  • 21 Becember 1916: C Battery was broken up, sending two-gun sections to bring A and B up to six guns each.
  • Also 21 December 1916: brigade was renamed as 272 Brigade RFA.
  • 20 January 1917: Brigade Ammunition Column left to merge into a new Divisional Ammunition Column.
  • 26 June 1917: C (Howitzer) Battery joined from 271 Brigade RFA and was named as C (Howitzer) Battery.
  • 1 July 1917: A Battery left to join 264 Brigade of 52nd Divisional artillery.
  • 2 March 1918: A Battery rejoined from 264 Brigade.

CCLXXI (2nd East Anglian)

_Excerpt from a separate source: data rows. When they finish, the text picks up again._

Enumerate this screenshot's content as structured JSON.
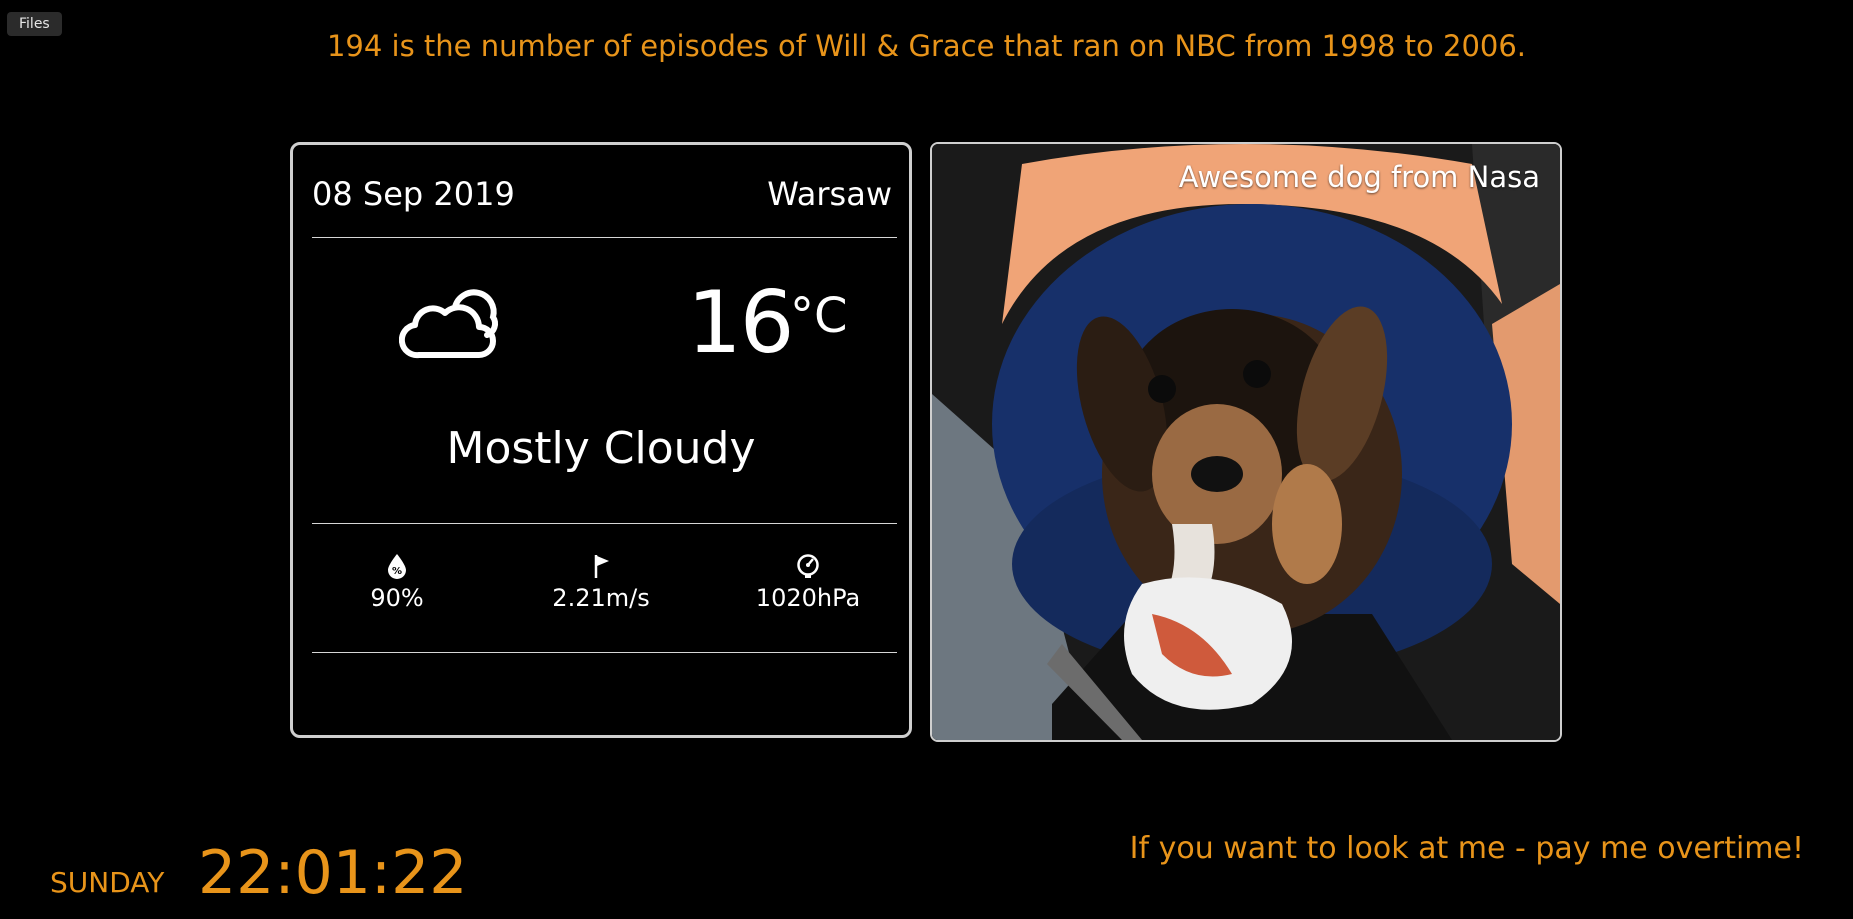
{
  "toolbar": {
    "files_label": "Files"
  },
  "fact": {
    "text": "194 is the number of episodes of Will & Grace that ran on NBC from 1998 to 2006."
  },
  "weather": {
    "date": "08 Sep 2019",
    "city": "Warsaw",
    "icon": "cloud-icon",
    "temperature": "16",
    "unit": "°C",
    "condition": "Mostly Cloudy",
    "stats": [
      {
        "icon": "humidity-icon",
        "value": "90%"
      },
      {
        "icon": "wind-flag-icon",
        "value": "2.21m/s"
      },
      {
        "icon": "pressure-gauge-icon",
        "value": "1020hPa"
      }
    ]
  },
  "photo": {
    "caption": "Awesome dog from Nasa"
  },
  "footer": {
    "day": "SUNDAY",
    "time": "22:01:22",
    "message": "If you want to look at me - pay me overtime!"
  },
  "colors": {
    "accent": "#e8941a",
    "background": "#000000",
    "card_border": "#cfcfcf"
  }
}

  • The brigade was headquartered at Surrey Street in Norwich and comprised the 1st, 2nd and 3rd Norfolk Batteries and a Brigade Ammunition Column. Each battery was eventually equipped with four 18-pounder field guns.
  • 26 May 1916: batteries renamed as A, B and C Batteries.
  • 20 December 1916: C Battery was broken up, sending two-gun sections to bring A and B up to six guns each.
  • Also 20 December 1916: A (Howitzer) Battery joined from 272 Brigade RFA and was named as C (Howitzer) Battery.
  • 20 January 1917: Brigade Ammunition Column left to merge into a new Divisional Ammunition Column.
  • 25 June 1917: C (Howitzer) Battery left to join 272 Brigade RFA.
  • 5 June 1918: 440 Battery joined.

CCLXXII (3rd East Anglian) (Howitzer)

  • The brigade was headquartered at Great Gipping Street in Ipswich and comprised the 1st and 2nd Suffolk (Howitzer) Batteries and a Brigade Ammunition Column. All were at Ipswich except 1st Battery and the Ammunition Column which were at Lowestoft. Each battery was eventually equipped with four 4.5-inch howitzers.
  • 28 May 1916: batteries renamed as A and B (Howitzer) Batteries.
  • 21 December 1916: brigade was broken up. A (Howitzer) Battery left to join 271 Brigade as its C (Howitzer) Battery., and B (Howitzer) Battery left to join 270 Brigade as its C (Howitzer) Battery. The Ammunition Column was split into two sections, which accompanied the two howitzer batteries to their respective new brigades.

CCLXXIV (4th East Anglian) later CCLXX

  • The brigade was headquartered at St. Andrew’s Street in Hertford and comprised the 1st and 2nd Hertfordshire Batteries (at St Alban’s and Watford respectively), the Northamptonshire Battery (Peterborough) and a Brigade Ammunition Column (Hertford). Each battery was eventually equipped with four 18-pounder field guns.
  • 29 May 1916: batteries renamed as A, B and C Batteries.
  • 21 December 1916: B Battery was broken up, sending two-gun sections to bring A and C up to six guns each.
  • Also 21 December 1916: C Battery was then renamed B Battery.
  • Also 21 December 1916: the brigade was renamed as 270 Brigade RFA.
  • Also 21 December 1916: B (Howitzer) Battery joined from 272 Brigade RFA and was named as C (Howitzer) Battery.
  • 20 January 1917: Brigade Ammunition Column left to merge into a new Divisional Ammunition Column.

Divisional Ammunition Column

  • The DAC was not formed until after the division had mobilised. It formed a Divisional Ammunition Park which did go with the rest of the division to Gallipoli: it landed at Suvla Bay on 16 August 1915.
  • The rest of the Column moved to France with the rest of the divisional artillery in November 1915.
  • 29 January 1916: transferred to 55th (West Lancashire) Division. One officer and 53 men did not transfer and went to Egypt with the rest of the divisional artillery in early 1916.
  • 20 January 1917: a new Column formed in Egypt 20 July 1917 by absorbing the Brigade Ammunition Columns.

Other artillery

The East Anglian (Essex) Heavy Battery of the Royal Garrison Artillery was under divisional command until July 1915. It eventually went to France in March 1916.

Links

The Batteries and Brigades of the Royal Field Artillery

54th (East Anglian) Division

Order of Battle of Divisions